YOUR GOAL. Below are the records. State how many of their lines contain "icon", with nothing else.

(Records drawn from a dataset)

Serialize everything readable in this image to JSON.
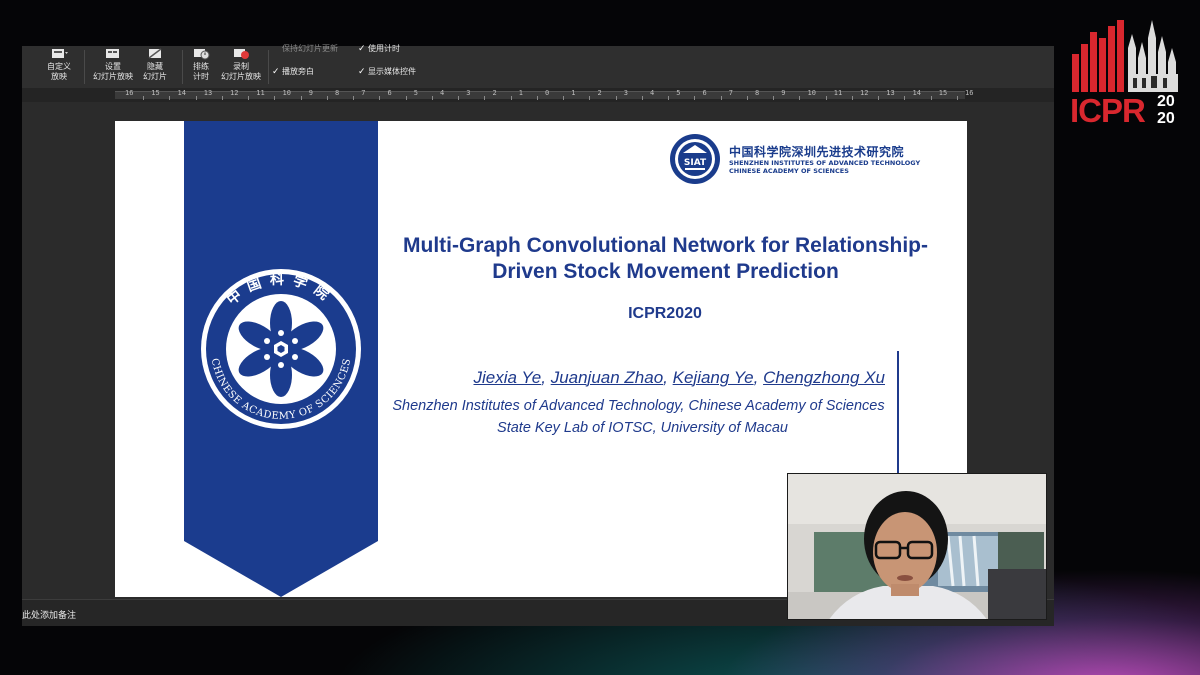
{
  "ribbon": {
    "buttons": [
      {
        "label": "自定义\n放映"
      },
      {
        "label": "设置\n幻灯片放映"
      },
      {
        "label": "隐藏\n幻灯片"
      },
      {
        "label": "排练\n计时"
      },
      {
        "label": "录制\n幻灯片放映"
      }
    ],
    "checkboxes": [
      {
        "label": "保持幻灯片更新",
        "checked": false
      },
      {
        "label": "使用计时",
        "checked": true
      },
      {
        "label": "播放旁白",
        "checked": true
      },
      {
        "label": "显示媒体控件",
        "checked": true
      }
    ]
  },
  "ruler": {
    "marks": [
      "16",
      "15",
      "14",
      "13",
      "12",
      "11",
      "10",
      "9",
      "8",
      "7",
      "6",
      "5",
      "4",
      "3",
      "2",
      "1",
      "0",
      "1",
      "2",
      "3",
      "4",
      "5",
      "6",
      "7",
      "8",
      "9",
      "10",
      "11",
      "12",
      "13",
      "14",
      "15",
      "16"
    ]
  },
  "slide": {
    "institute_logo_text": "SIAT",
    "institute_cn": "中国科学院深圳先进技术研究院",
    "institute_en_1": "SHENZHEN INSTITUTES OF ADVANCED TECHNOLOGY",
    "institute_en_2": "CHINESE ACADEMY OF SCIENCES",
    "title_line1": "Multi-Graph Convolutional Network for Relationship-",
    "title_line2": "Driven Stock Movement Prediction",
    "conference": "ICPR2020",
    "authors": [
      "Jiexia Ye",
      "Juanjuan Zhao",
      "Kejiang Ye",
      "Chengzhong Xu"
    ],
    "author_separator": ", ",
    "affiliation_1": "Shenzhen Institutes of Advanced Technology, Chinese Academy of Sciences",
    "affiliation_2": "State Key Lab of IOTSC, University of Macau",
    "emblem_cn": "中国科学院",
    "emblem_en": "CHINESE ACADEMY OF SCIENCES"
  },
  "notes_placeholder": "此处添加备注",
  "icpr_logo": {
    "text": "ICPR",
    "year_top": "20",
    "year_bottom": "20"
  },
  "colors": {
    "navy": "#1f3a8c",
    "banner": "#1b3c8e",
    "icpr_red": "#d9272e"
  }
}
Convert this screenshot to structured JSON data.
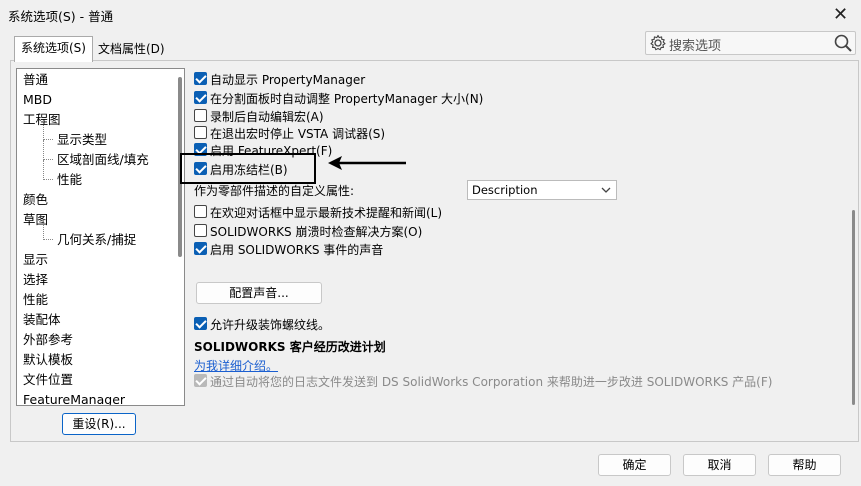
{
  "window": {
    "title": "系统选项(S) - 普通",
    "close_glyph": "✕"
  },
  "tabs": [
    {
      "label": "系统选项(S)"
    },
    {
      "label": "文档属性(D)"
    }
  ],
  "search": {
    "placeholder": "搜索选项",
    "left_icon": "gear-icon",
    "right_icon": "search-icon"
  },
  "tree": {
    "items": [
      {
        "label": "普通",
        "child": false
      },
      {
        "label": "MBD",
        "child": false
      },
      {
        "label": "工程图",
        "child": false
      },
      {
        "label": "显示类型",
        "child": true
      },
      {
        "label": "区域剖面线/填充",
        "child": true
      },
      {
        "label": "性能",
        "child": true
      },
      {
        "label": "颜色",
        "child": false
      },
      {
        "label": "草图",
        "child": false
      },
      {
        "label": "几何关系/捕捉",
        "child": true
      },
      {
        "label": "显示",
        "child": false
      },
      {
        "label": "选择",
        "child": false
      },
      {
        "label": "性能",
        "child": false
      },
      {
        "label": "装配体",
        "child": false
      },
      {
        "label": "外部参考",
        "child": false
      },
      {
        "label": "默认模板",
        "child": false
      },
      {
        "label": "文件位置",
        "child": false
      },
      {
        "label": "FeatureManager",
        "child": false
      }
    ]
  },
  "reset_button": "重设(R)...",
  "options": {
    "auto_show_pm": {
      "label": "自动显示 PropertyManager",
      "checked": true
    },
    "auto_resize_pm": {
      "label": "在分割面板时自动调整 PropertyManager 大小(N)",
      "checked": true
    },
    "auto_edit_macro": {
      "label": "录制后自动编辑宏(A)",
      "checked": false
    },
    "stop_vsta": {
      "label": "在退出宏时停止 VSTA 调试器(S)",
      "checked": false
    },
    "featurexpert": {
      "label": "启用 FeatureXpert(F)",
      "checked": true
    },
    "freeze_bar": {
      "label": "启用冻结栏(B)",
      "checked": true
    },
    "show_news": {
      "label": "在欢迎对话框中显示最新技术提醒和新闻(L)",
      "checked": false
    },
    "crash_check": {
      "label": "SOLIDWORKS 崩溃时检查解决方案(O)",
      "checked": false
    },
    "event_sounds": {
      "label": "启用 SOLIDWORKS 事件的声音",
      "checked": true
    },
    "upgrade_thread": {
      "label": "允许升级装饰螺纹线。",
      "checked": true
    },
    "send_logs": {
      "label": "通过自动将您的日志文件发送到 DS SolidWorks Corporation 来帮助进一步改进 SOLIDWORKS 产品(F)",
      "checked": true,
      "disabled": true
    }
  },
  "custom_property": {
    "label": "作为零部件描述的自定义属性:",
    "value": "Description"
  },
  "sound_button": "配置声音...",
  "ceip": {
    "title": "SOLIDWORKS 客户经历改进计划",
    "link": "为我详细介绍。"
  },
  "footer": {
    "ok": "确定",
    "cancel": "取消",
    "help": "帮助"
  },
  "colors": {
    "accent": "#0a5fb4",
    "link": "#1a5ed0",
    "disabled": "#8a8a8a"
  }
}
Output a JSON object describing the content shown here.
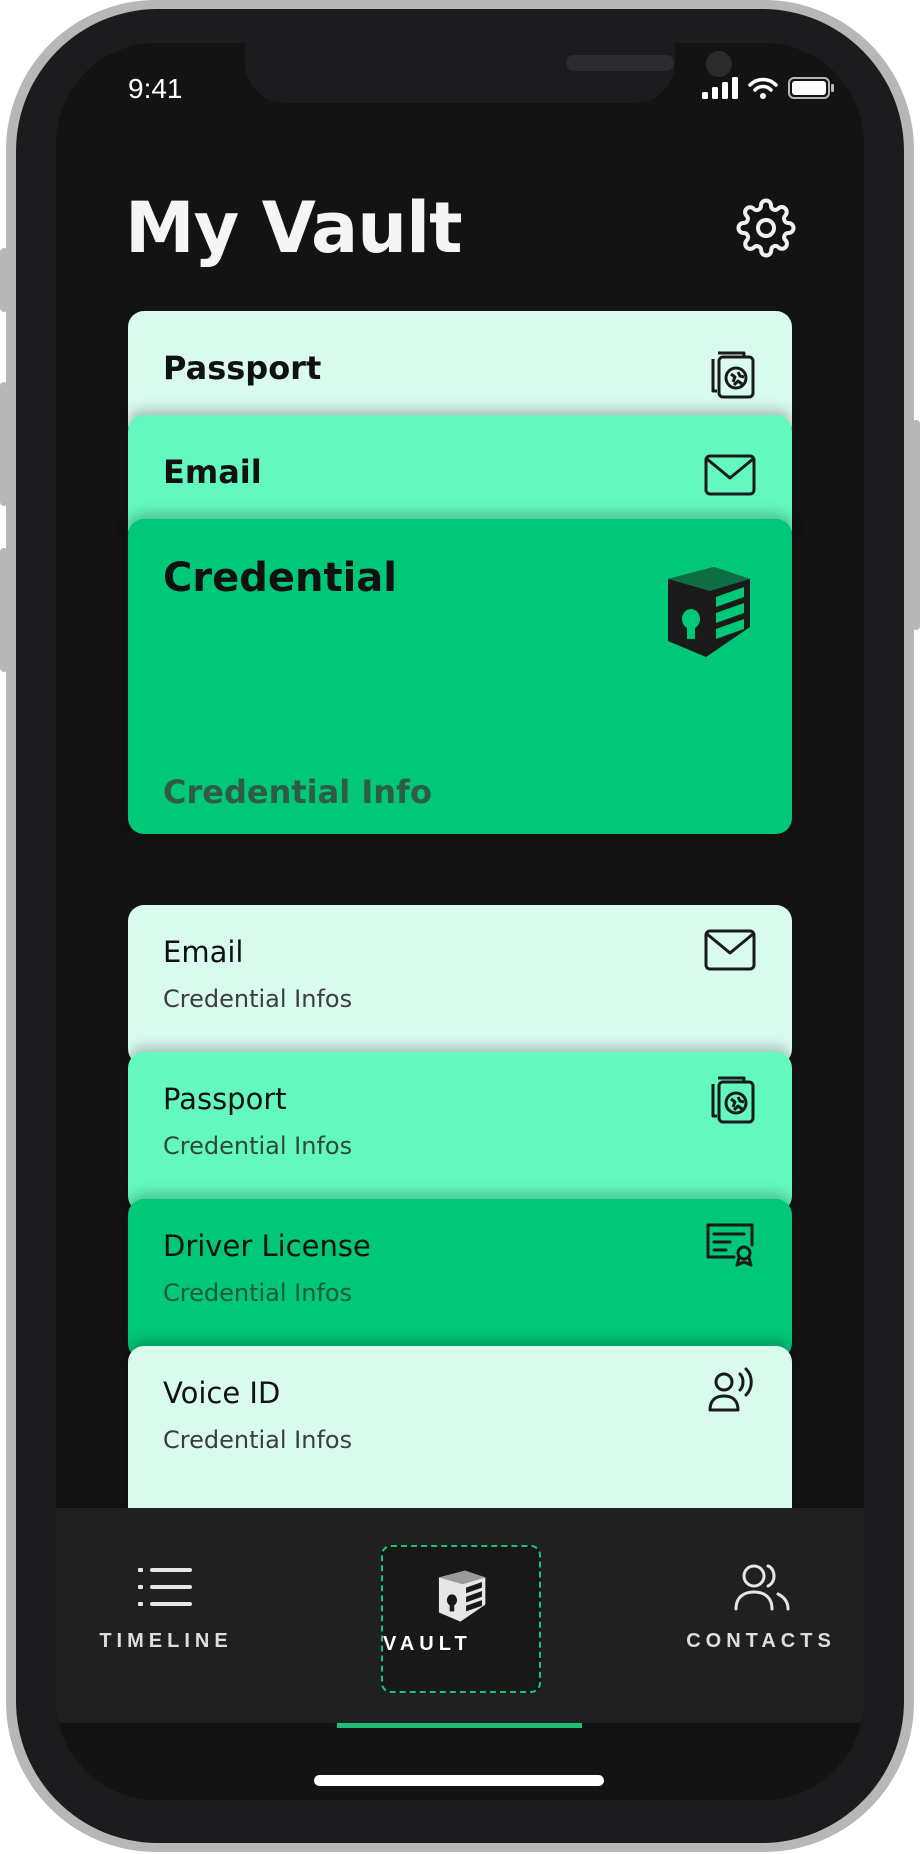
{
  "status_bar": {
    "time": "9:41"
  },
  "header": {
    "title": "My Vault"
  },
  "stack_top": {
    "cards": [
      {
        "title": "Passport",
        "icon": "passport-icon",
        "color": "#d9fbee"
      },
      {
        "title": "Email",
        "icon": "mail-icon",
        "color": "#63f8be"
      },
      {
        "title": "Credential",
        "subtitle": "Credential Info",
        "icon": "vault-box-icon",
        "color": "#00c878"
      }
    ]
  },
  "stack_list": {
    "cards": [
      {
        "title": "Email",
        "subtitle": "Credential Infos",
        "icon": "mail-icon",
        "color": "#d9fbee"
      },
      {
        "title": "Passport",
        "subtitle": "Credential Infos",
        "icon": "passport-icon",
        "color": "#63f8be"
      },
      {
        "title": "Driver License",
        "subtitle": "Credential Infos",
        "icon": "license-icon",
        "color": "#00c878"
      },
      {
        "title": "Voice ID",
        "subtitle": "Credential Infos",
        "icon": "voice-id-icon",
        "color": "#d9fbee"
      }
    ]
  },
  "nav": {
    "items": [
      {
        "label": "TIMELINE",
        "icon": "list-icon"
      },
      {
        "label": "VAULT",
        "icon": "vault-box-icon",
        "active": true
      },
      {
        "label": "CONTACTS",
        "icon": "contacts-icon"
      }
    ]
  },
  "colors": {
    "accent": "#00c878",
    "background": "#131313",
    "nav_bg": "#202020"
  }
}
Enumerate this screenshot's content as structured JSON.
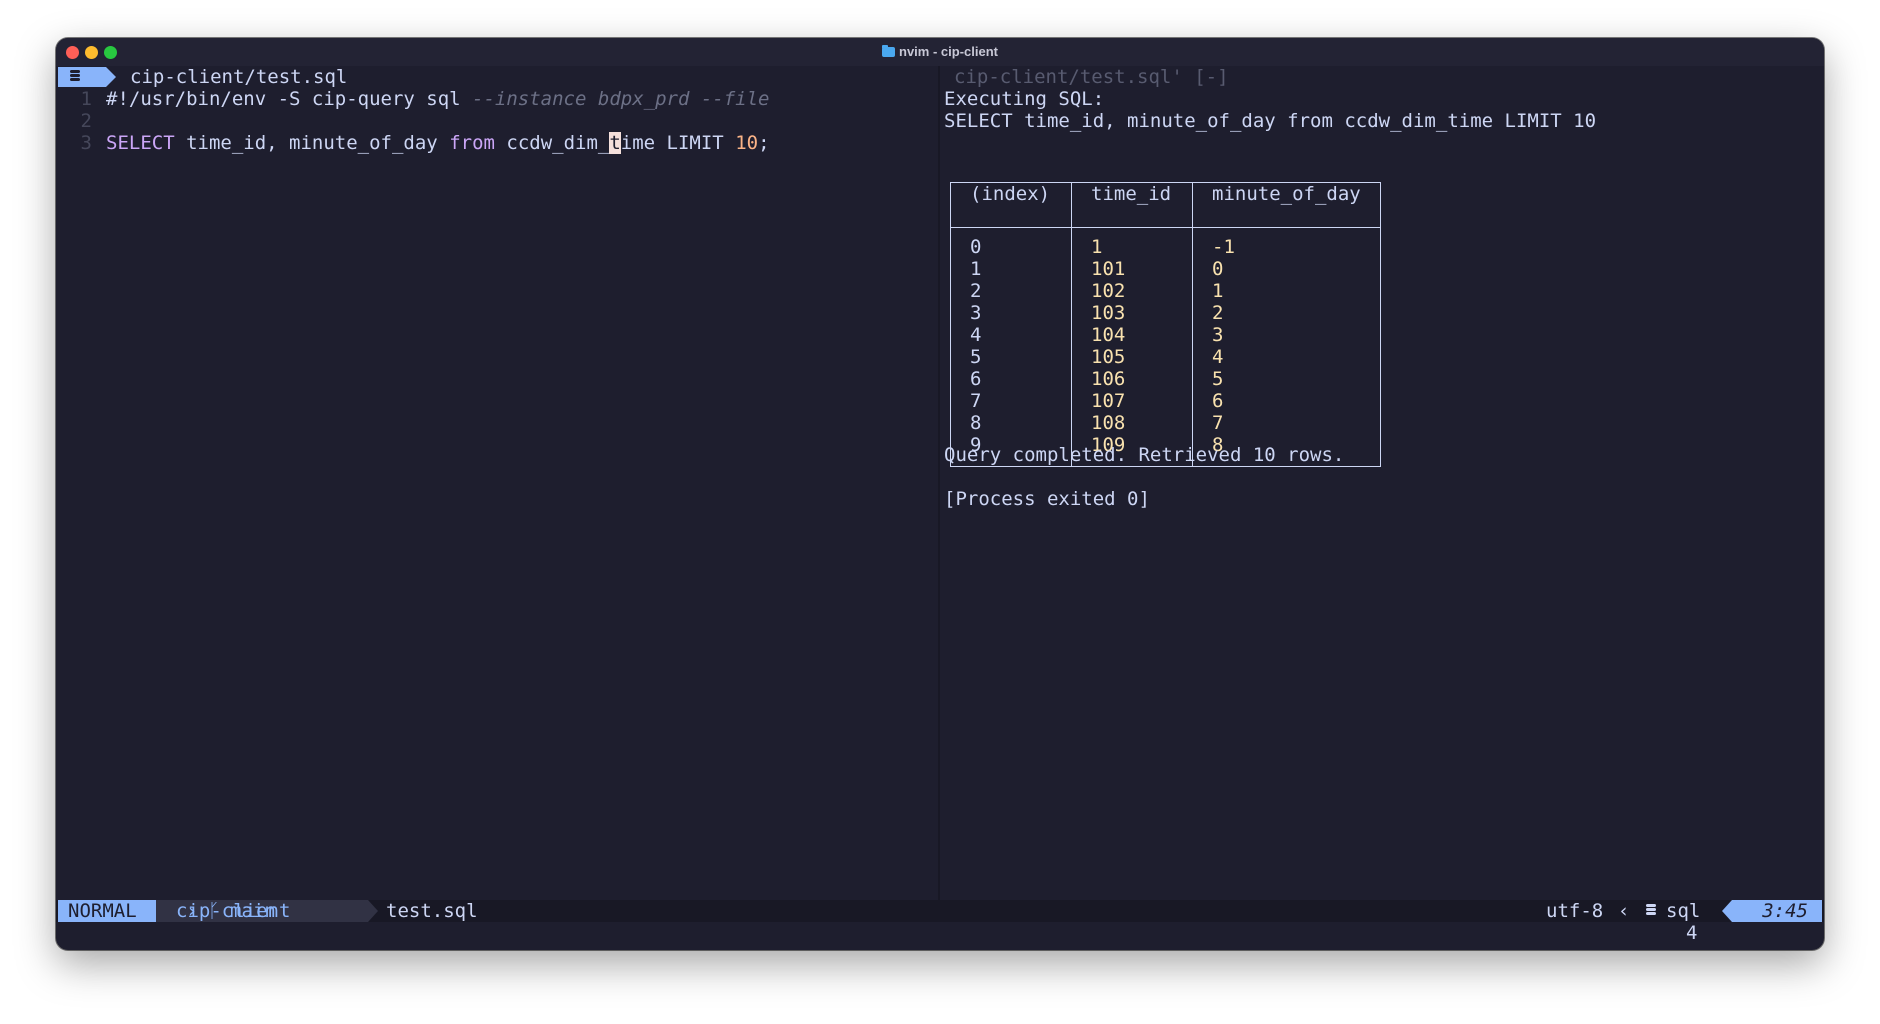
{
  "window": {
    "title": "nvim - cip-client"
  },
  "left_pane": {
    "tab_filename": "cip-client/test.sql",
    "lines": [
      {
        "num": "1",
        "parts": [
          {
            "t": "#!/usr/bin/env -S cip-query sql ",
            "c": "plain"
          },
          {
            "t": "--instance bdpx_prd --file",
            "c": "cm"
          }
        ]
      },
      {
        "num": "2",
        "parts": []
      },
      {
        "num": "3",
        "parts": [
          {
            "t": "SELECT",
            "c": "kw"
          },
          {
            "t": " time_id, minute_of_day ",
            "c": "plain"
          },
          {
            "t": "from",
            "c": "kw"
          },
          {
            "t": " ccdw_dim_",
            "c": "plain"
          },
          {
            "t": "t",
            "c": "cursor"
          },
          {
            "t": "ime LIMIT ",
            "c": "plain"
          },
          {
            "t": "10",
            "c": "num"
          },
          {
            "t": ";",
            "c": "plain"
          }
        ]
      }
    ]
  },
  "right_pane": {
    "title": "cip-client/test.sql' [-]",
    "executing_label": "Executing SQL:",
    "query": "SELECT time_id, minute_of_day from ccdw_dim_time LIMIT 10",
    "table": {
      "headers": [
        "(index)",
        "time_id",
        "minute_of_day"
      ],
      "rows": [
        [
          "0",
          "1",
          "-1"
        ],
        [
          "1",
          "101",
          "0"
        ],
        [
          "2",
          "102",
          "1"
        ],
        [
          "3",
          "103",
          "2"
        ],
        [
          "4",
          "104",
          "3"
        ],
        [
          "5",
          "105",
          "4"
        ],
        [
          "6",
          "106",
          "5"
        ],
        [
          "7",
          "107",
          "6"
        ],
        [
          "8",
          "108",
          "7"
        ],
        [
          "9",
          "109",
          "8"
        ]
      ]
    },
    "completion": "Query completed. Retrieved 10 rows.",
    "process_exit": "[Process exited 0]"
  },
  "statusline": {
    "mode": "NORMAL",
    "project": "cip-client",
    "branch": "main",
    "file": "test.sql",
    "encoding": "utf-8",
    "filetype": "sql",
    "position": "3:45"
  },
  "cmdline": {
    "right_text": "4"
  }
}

TASK RESPONSE. 12